- Q, Star Trek: TNG

Game Day: Perfect Storm of Geek Work, Star Wars RPG

by Ken Newquist / June 3, 2007
Book Cover: Star Wars Saga Edition

The headline says it all. I'm reviewing the new Star Wars: Saga Edition as a freelance gig. My review copy arrived Wednesday; my playtest of the game was scheduled for Friday and the game review is due Monday. At the same time, my Knights of the Dinner Table column was due Friday, my next freelance web review is due Tuesday and oh, wait, there's that Shadowrun game review I need to start thinking about for next week.

Meanwhile, at work -- meaning my day job -- I'm scrambling to get our Moodle installation up and running with a full faculty and course list as well as a spiffy new theme before I leave for a conference.

So I'm feeling a little stressed. And Friday's Game Day column is a little late.

"The Force is strong with this oneā€¦."

The primary source of my stress (at least last week) was the Star Wars playtest, which necessitated me reading the entire Star Wars: Saga Edition rule book in about 36 hours, and then knocking out a couple of pre-gen characters for my friends to play as well as a Knights of the Old Republic-inspired scenario for them to run through.

It speaks volumes about the new edition that I was able to do all this and still managed to sleep about six hours a night. The new edition ditches the complexity of the old D&D 3.x-inspired skill system in favor of one in which a character is either trained or untrained in a skill, with the trained ones getting a greater bonus.
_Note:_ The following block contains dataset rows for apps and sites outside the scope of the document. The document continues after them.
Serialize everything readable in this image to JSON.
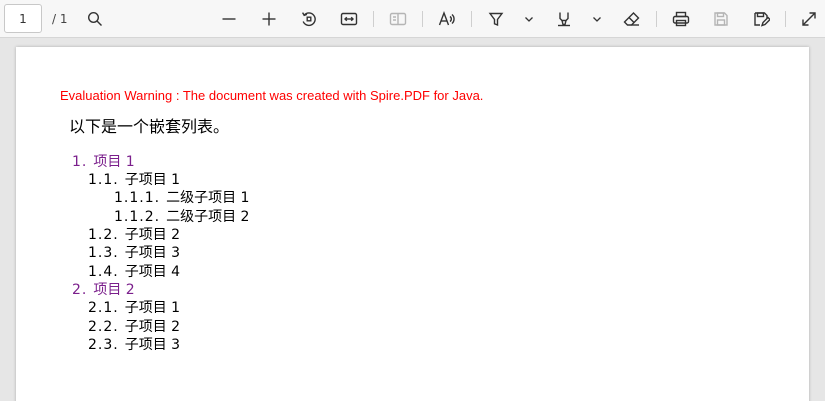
{
  "toolbar": {
    "page_current": "1",
    "page_total": "/ 1",
    "buttons": [
      {
        "name": "search-icon",
        "icon": "search"
      },
      {
        "name": "zoom-out-icon",
        "icon": "minus"
      },
      {
        "name": "zoom-in-icon",
        "icon": "plus"
      },
      {
        "name": "rotate-icon",
        "icon": "rotate"
      },
      {
        "name": "fit-width-icon",
        "icon": "fit"
      },
      {
        "name": "two-page-icon",
        "icon": "pages"
      },
      {
        "name": "read-aloud-icon",
        "icon": "read-aloud"
      },
      {
        "name": "highlight-icon",
        "icon": "highlight"
      },
      {
        "name": "draw-icon",
        "icon": "draw"
      },
      {
        "name": "erase-icon",
        "icon": "erase"
      },
      {
        "name": "print-icon",
        "icon": "print"
      },
      {
        "name": "save-icon",
        "icon": "save"
      },
      {
        "name": "save-as-icon",
        "icon": "save-as"
      },
      {
        "name": "fullscreen-icon",
        "icon": "fullscreen"
      }
    ],
    "colors": {
      "icon": "#333333",
      "icon_disabled": "#b5b5b5"
    }
  },
  "document": {
    "warning": "Evaluation Warning : The document was created with Spire.PDF for Java.",
    "heading": "以下是一个嵌套列表。",
    "items": [
      {
        "num": "1.",
        "text": "项目 1",
        "level": 1
      },
      {
        "num": "1.1.",
        "text": "子项目 1",
        "level": 2
      },
      {
        "num": "1.1.1.",
        "text": "二级子项目 1",
        "level": 3
      },
      {
        "num": "1.1.2.",
        "text": "二级子项目 2",
        "level": 3
      },
      {
        "num": "1.2.",
        "text": "子项目 2",
        "level": 2
      },
      {
        "num": "1.3.",
        "text": "子项目 3",
        "level": 2
      },
      {
        "num": "1.4.",
        "text": "子项目 4",
        "level": 2
      },
      {
        "num": "2.",
        "text": "项目 2",
        "level": 1
      },
      {
        "num": "2.1.",
        "text": "子项目 1",
        "level": 2
      },
      {
        "num": "2.2.",
        "text": "子项目 2",
        "level": 2
      },
      {
        "num": "2.3.",
        "text": "子项目 3",
        "level": 2
      }
    ],
    "colors": {
      "warning": "#ff0000",
      "level1": "#7b1f8c",
      "text": "#000000"
    }
  }
}
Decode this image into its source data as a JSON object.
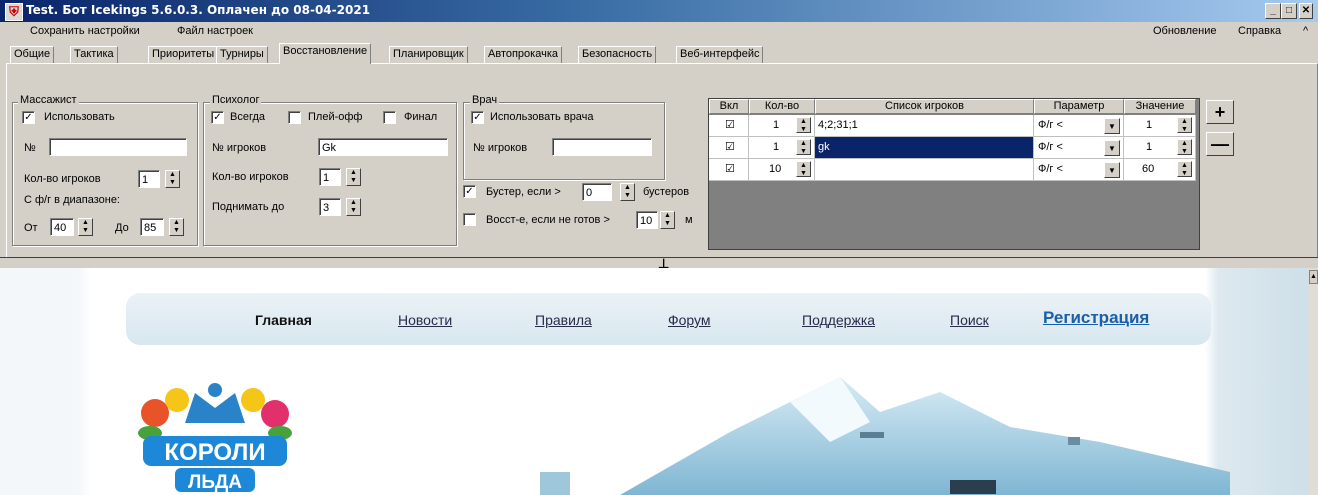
{
  "window": {
    "title": "Test. Бот Icekings 5.6.0.3. Оплачен до 08-04-2021",
    "min": "_",
    "max": "□",
    "close": "✕"
  },
  "menu": {
    "left": [
      "Сохранить настройки",
      "Файл настроек"
    ],
    "right": [
      "Обновление",
      "Справка",
      "^"
    ]
  },
  "tabs": [
    "Общие",
    "Тактика",
    "Приоритеты",
    "Турниры",
    "Восстановление",
    "Планировщик",
    "Автопрокачка",
    "Безопасность",
    "Веб-интерфейс"
  ],
  "active_tab": "Восстановление",
  "masseur": {
    "legend": "Массажист",
    "use_label": "Использовать",
    "use_checked": true,
    "num_label": "№",
    "num_value": "",
    "count_label": "Кол-во игроков",
    "count_value": "1",
    "range_label": "С ф/г в диапазоне:",
    "from_label": "От",
    "from_value": "40",
    "to_label": "До",
    "to_value": "85"
  },
  "psychologist": {
    "legend": "Психолог",
    "always_label": "Всегда",
    "always_checked": true,
    "playoff_label": "Плей-офф",
    "playoff_checked": false,
    "final_label": "Финал",
    "final_checked": false,
    "players_label": "№ игроков",
    "players_value": "Gk",
    "count_label": "Кол-во игроков",
    "count_value": "1",
    "raise_label": "Поднимать до",
    "raise_value": "3"
  },
  "doctor": {
    "legend": "Врач",
    "use_label": "Использовать врача",
    "use_checked": true,
    "players_label": "№ игроков",
    "players_value": "",
    "booster_label": "Бустер, если >",
    "booster_checked": true,
    "booster_value": "0",
    "booster_suffix": "бустеров",
    "recover_label": "Восст-е, если не готов >",
    "recover_checked": false,
    "recover_value": "10",
    "recover_suffix": "м"
  },
  "grid": {
    "headers": [
      "Вкл",
      "Кол-во",
      "Список игроков",
      "Параметр",
      "Значение"
    ],
    "rows": [
      {
        "enabled": "☑",
        "count": "1",
        "players": "4;2;31;1",
        "param": "Ф/г <",
        "value": "1"
      },
      {
        "enabled": "☑",
        "count": "1",
        "players": "gk",
        "param": "Ф/г <",
        "value": "1"
      },
      {
        "enabled": "☑",
        "count": "10",
        "players": "",
        "param": "Ф/г <",
        "value": "60"
      }
    ],
    "add_label": "+",
    "remove_label": "—"
  },
  "splitter_icon": "⊥",
  "site": {
    "nav": [
      "Главная",
      "Новости",
      "Правила",
      "Форум",
      "Поддержка",
      "Поиск",
      "Регистрация"
    ],
    "logo_line1": "КОРОЛИ",
    "logo_line2": "ЛЬДА"
  },
  "colors": {
    "title_gradient_start": "#0a246a",
    "selection": "#0a246a",
    "register_link": "#1a5fa8"
  }
}
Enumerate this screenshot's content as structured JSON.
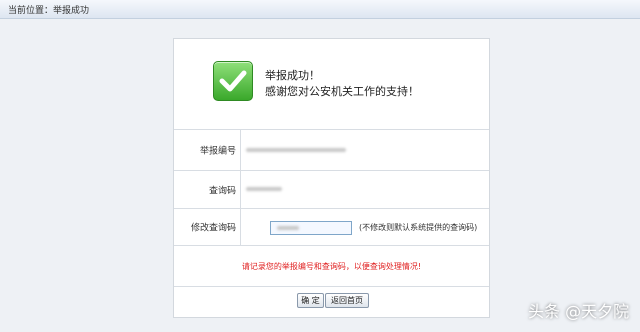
{
  "breadcrumb": {
    "text": "当前位置：举报成功"
  },
  "success": {
    "line1": "举报成功！",
    "line2": "感谢您对公安机关工作的支持！"
  },
  "fields": {
    "report_number_label": "举报编号",
    "query_code_label": "查询码",
    "modify_code_label": "修改查询码",
    "modify_code_hint": "(不修改则默认系统提供的查询码)"
  },
  "notice": "请记录您的举报编号和查询码，以便查询处理情况!",
  "buttons": {
    "confirm": "确 定",
    "back": "返回首页"
  },
  "watermark": "头条 @天夕院",
  "colors": {
    "notice": "#e02020",
    "success_icon": "#3aa82b"
  }
}
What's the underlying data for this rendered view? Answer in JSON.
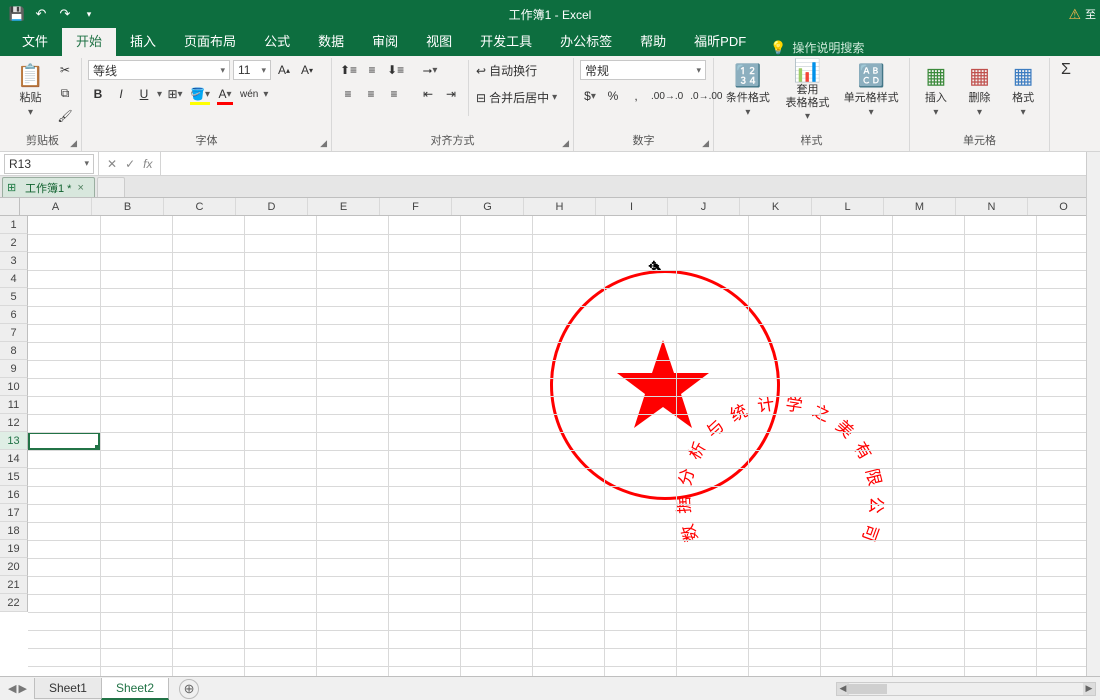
{
  "app": {
    "title": "工作簿1  -  Excel"
  },
  "qat": {
    "save": "save",
    "undo": "undo",
    "redo": "redo",
    "customize": "customize"
  },
  "tabs": {
    "file": "文件",
    "home": "开始",
    "insert": "插入",
    "layout": "页面布局",
    "formula": "公式",
    "data": "数据",
    "review": "审阅",
    "view": "视图",
    "dev": "开发工具",
    "office": "办公标签",
    "help": "帮助",
    "foxit": "福昕PDF",
    "tellme": "操作说明搜索"
  },
  "ribbon": {
    "clipboard": {
      "paste": "粘贴",
      "label": "剪贴板"
    },
    "font": {
      "name": "等线",
      "size": "11",
      "label": "字体",
      "bold": "B",
      "italic": "I",
      "underline": "U",
      "pinyin": "wén"
    },
    "align": {
      "label": "对齐方式",
      "wrap": "自动换行",
      "merge": "合并后居中"
    },
    "number": {
      "label": "数字",
      "format": "常规"
    },
    "styles": {
      "label": "样式",
      "cond": "条件格式",
      "table": "套用\n表格格式",
      "cell": "单元格样式"
    },
    "cells": {
      "label": "单元格",
      "insert": "插入",
      "delete": "删除",
      "format": "格式"
    }
  },
  "formula_bar": {
    "name": "R13",
    "fx": "fx",
    "value": ""
  },
  "workbook_tab": {
    "name": "工作簿1 *"
  },
  "grid": {
    "cols": [
      "A",
      "B",
      "C",
      "D",
      "E",
      "F",
      "G",
      "H",
      "I",
      "J",
      "K",
      "L",
      "M",
      "N",
      "O"
    ],
    "rows": [
      "1",
      "2",
      "3",
      "4",
      "5",
      "6",
      "7",
      "8",
      "9",
      "10",
      "11",
      "12",
      "13",
      "14",
      "15",
      "16",
      "17",
      "18",
      "19",
      "20",
      "21",
      "22"
    ],
    "selected": "R13"
  },
  "seal": {
    "text": "数据分析与统计学之美有限公司",
    "color": "#ff0000"
  },
  "sheets": {
    "s1": "Sheet1",
    "s2": "Sheet2"
  }
}
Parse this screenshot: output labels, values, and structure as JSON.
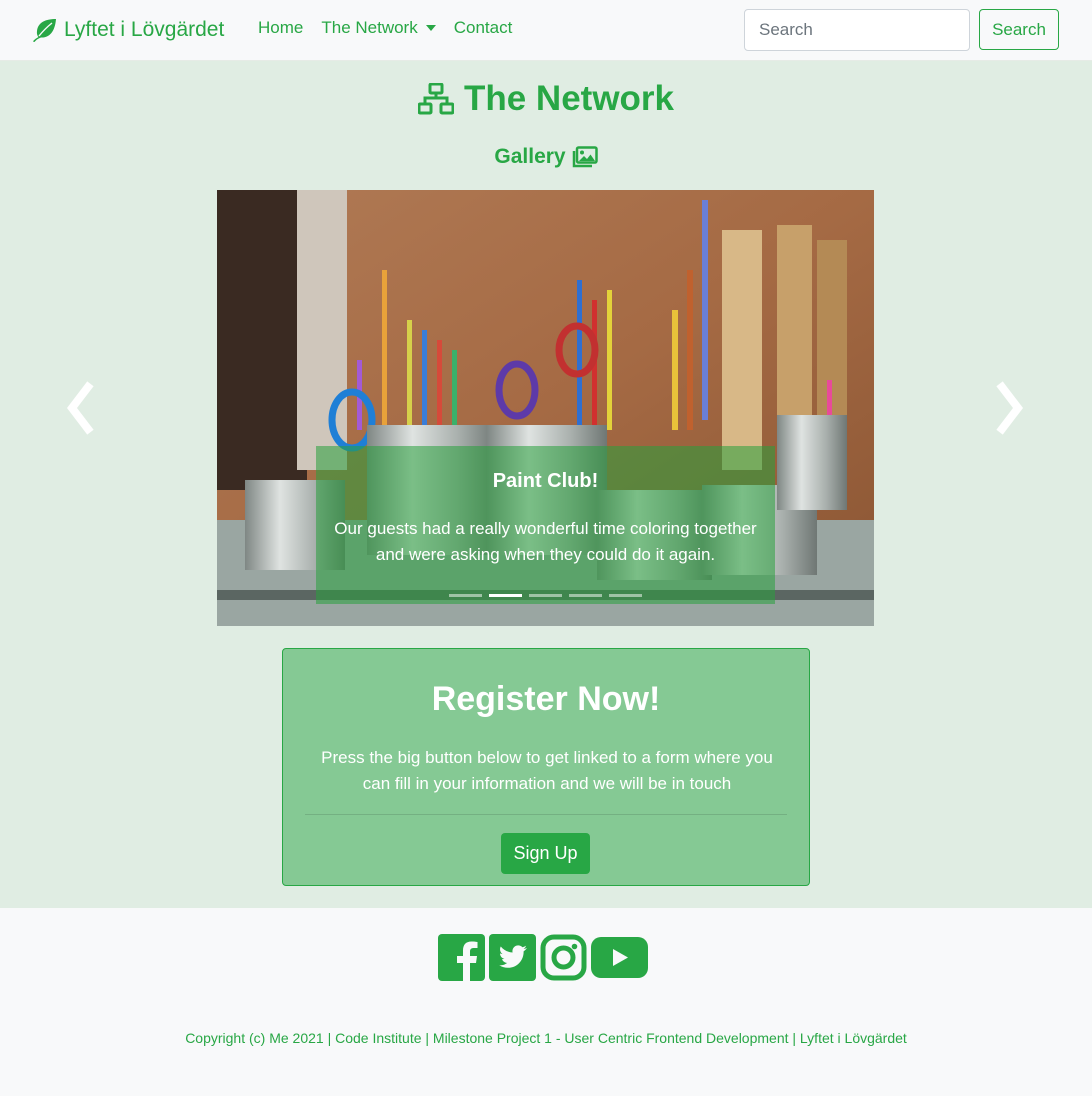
{
  "navbar": {
    "brand": "Lyftet i Lövgärdet",
    "links": [
      "Home",
      "The Network",
      "Contact"
    ],
    "search_placeholder": "Search",
    "search_button": "Search"
  },
  "main": {
    "title": "The Network",
    "gallery_title": "Gallery",
    "carousel": {
      "caption_title": "Paint Club!",
      "caption_text": "Our guests had a really wonderful time coloring together and were asking when they could do it again.",
      "slide_count": 5,
      "active_index": 1
    },
    "register": {
      "title": "Register Now!",
      "text": "Press the big button below to get linked to a form where you can fill in your information and we will be in touch",
      "button": "Sign Up"
    }
  },
  "footer": {
    "social_icons": [
      "facebook-icon",
      "twitter-icon",
      "instagram-icon",
      "youtube-icon"
    ],
    "copyright": "Copyright (c) Me 2021 | Code Institute | Milestone Project 1 - User Centric Frontend Development | Lyftet i Lövgärdet"
  },
  "colors": {
    "brand_green": "#28a745",
    "main_bg": "#e0ede3",
    "register_bg": "#85c994"
  }
}
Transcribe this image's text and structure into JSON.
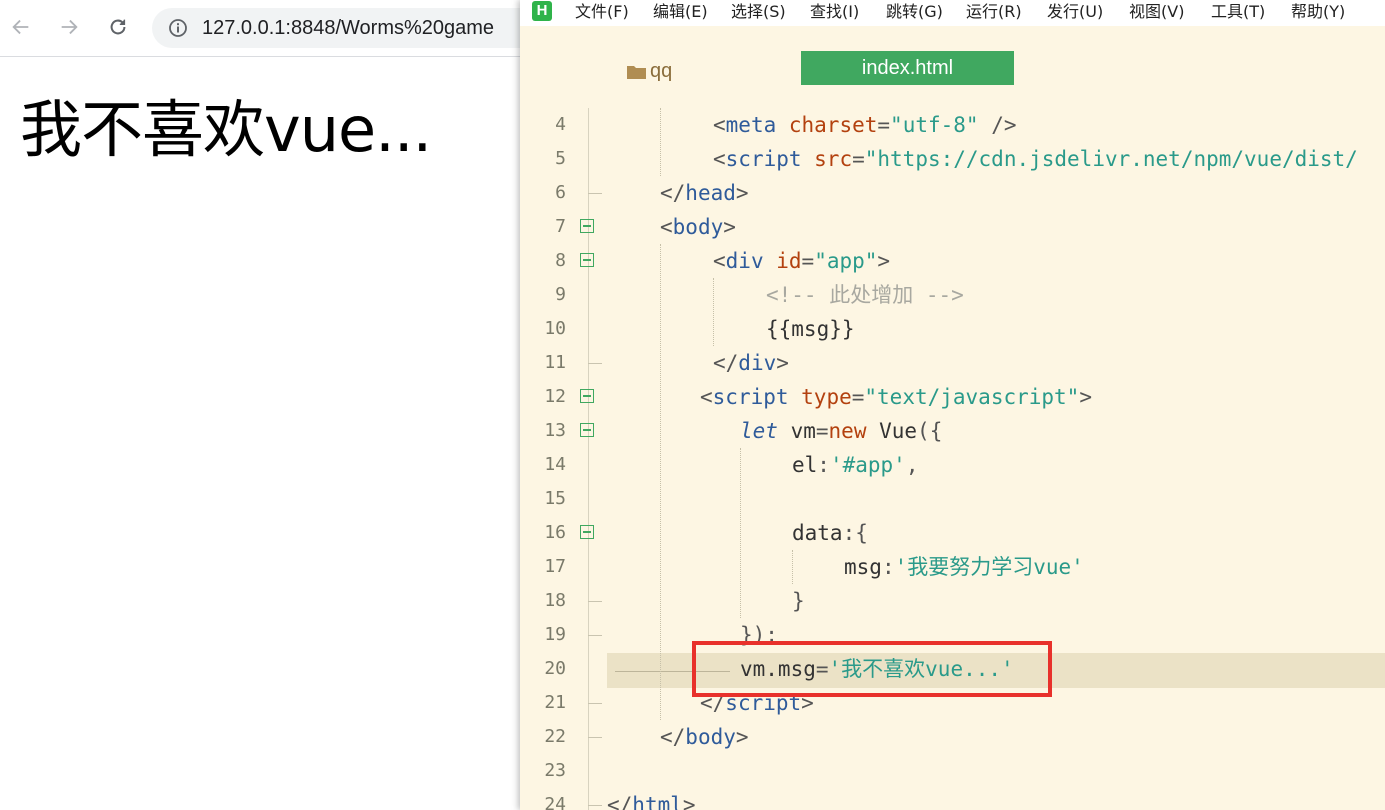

Throw in the combination of Armor Class (Defense in the previous Star Wars edition) with Saving Throws and you've got a system in which it's possible to stat out a 3rd level character in about 20 minutes. Heck, it took me almost as long to come up with each character's backstory.

The playtest itself went very, very well -- everyone was able to put aside their experience with the Dungeons & Dragons and focusing on running Star Wars as Star Wars, and not just a dungeon crawl in space.

The sense was that the streamlining of the game really does make it more cinematic and faster-paced, and while these changes may not work nearly as well in a fourth edition of Dungeons & Dragons, they do work damn well with Star Wars.

Check out our notes from the playtest.